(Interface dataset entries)
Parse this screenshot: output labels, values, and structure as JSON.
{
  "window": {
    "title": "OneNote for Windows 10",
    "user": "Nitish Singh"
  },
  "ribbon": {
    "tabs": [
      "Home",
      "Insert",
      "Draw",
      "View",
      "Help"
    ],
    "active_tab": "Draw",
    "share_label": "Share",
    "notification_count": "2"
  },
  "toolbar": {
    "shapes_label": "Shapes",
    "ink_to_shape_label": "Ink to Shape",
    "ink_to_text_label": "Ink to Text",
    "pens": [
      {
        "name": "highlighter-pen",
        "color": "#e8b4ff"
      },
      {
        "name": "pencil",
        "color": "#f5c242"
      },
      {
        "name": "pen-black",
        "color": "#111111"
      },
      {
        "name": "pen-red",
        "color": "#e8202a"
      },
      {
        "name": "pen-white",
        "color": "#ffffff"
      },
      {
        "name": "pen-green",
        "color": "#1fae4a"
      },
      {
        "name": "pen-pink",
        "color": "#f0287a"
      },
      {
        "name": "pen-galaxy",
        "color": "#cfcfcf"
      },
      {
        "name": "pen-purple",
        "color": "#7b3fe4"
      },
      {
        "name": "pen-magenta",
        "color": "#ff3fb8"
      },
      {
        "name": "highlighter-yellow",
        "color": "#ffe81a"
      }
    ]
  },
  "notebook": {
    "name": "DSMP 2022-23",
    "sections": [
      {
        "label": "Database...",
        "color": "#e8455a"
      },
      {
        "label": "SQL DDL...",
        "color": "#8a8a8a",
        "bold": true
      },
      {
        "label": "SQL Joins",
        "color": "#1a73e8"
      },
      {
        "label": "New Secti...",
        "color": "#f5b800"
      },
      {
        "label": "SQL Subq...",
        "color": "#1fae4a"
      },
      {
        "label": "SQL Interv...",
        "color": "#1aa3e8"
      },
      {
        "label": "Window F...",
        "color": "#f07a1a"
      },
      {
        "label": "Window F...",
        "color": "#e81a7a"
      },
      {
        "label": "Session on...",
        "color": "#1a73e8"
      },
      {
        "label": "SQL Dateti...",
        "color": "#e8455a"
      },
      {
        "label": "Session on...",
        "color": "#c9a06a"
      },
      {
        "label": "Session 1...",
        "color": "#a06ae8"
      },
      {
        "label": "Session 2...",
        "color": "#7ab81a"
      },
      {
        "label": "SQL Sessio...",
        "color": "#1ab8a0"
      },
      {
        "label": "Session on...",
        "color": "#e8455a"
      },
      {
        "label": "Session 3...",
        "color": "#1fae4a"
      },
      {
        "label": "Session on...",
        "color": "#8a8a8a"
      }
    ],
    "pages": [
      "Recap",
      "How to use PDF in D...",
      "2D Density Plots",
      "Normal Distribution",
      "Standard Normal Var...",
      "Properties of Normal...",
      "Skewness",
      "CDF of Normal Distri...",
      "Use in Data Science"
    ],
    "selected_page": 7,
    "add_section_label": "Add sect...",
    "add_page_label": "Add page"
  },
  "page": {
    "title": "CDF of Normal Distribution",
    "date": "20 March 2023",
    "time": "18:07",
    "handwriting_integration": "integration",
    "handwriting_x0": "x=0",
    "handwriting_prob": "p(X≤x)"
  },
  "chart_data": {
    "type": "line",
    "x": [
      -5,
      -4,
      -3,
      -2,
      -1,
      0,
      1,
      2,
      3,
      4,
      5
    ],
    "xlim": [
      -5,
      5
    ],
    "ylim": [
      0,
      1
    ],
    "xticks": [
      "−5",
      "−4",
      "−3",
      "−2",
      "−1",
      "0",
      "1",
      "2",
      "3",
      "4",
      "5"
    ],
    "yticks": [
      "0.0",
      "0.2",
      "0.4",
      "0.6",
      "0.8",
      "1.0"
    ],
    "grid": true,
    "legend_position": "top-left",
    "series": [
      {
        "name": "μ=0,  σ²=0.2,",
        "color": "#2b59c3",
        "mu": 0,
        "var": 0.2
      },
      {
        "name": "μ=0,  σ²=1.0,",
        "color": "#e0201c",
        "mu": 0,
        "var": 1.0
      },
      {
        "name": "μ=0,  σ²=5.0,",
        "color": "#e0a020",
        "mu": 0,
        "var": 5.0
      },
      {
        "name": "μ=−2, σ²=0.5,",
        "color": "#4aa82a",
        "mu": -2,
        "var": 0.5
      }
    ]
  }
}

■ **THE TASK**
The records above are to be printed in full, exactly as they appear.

■ **ANSWER BOX**
Parse this screenshot: output labels, values, and structure as JSON.
{
  "window": {
    "title": "OneNote for Windows 10",
    "user": "Nitish Singh"
  },
  "ribbon": {
    "tabs": [
      "Home",
      "Insert",
      "Draw",
      "View",
      "Help"
    ],
    "active_tab": "Draw",
    "share_label": "Share",
    "notification_count": "2"
  },
  "toolbar": {
    "shapes_label": "Shapes",
    "ink_to_shape_label": "Ink to Shape",
    "ink_to_text_label": "Ink to Text",
    "pens": [
      {
        "name": "highlighter-pen",
        "color": "#e8b4ff"
      },
      {
        "name": "pencil",
        "color": "#f5c242"
      },
      {
        "name": "pen-black",
        "color": "#111111"
      },
      {
        "name": "pen-red",
        "color": "#e8202a"
      },
      {
        "name": "pen-white",
        "color": "#ffffff"
      },
      {
        "name": "pen-green",
        "color": "#1fae4a"
      },
      {
        "name": "pen-pink",
        "color": "#f0287a"
      },
      {
        "name": "pen-galaxy",
        "color": "#cfcfcf"
      },
      {
        "name": "pen-purple",
        "color": "#7b3fe4"
      },
      {
        "name": "pen-magenta",
        "color": "#ff3fb8"
      },
      {
        "name": "highlighter-yellow",
        "color": "#ffe81a"
      }
    ]
  },
  "notebook": {
    "name": "DSMP 2022-23",
    "sections": [
      {
        "label": "Database...",
        "color": "#e8455a"
      },
      {
        "label": "SQL DDL...",
        "color": "#8a8a8a",
        "bold": true
      },
      {
        "label": "SQL Joins",
        "color": "#1a73e8"
      },
      {
        "label": "New Secti...",
        "color": "#f5b800"
      },
      {
        "label": "SQL Subq...",
        "color": "#1fae4a"
      },
      {
        "label": "SQL Interv...",
        "color": "#1aa3e8"
      },
      {
        "label": "Window F...",
        "color": "#f07a1a"
      },
      {
        "label": "Window F...",
        "color": "#e81a7a"
      },
      {
        "label": "Session on...",
        "color": "#1a73e8"
      },
      {
        "label": "SQL Dateti...",
        "color": "#e8455a"
      },
      {
        "label": "Session on...",
        "color": "#c9a06a"
      },
      {
        "label": "Session 1...",
        "color": "#a06ae8"
      },
      {
        "label": "Session 2...",
        "color": "#7ab81a"
      },
      {
        "label": "SQL Sessio...",
        "color": "#1ab8a0"
      },
      {
        "label": "Session on...",
        "color": "#e8455a"
      },
      {
        "label": "Session 3...",
        "color": "#1fae4a"
      },
      {
        "label": "Session on...",
        "color": "#8a8a8a"
      }
    ],
    "pages": [
      "Recap",
      "How to use PDF in D...",
      "2D Density Plots",
      "Normal Distribution",
      "Standard Normal Var...",
      "Properties of Normal...",
      "Skewness",
      "CDF of Normal Distri...",
      "Use in Data Science"
    ],
    "selected_page": 7,
    "add_section_label": "Add sect...",
    "add_page_label": "Add page"
  },
  "page": {
    "title": "CDF of Normal Distribution",
    "date": "20 March 2023",
    "time": "18:07",
    "handwriting_integration": "integration",
    "handwriting_x0": "x=0",
    "handwriting_prob": "p(X≤x)"
  },
  "chart_data": {
    "type": "line",
    "x": [
      -5,
      -4,
      -3,
      -2,
      -1,
      0,
      1,
      2,
      3,
      4,
      5
    ],
    "xlim": [
      -5,
      5
    ],
    "ylim": [
      0,
      1
    ],
    "xticks": [
      "−5",
      "−4",
      "−3",
      "−2",
      "−1",
      "0",
      "1",
      "2",
      "3",
      "4",
      "5"
    ],
    "yticks": [
      "0.0",
      "0.2",
      "0.4",
      "0.6",
      "0.8",
      "1.0"
    ],
    "grid": true,
    "legend_position": "top-left",
    "series": [
      {
        "name": "μ=0,  σ²=0.2,",
        "color": "#2b59c3",
        "mu": 0,
        "var": 0.2
      },
      {
        "name": "μ=0,  σ²=1.0,",
        "color": "#e0201c",
        "mu": 0,
        "var": 1.0
      },
      {
        "name": "μ=0,  σ²=5.0,",
        "color": "#e0a020",
        "mu": 0,
        "var": 5.0
      },
      {
        "name": "μ=−2, σ²=0.5,",
        "color": "#4aa82a",
        "mu": -2,
        "var": 0.5
      }
    ]
  }
}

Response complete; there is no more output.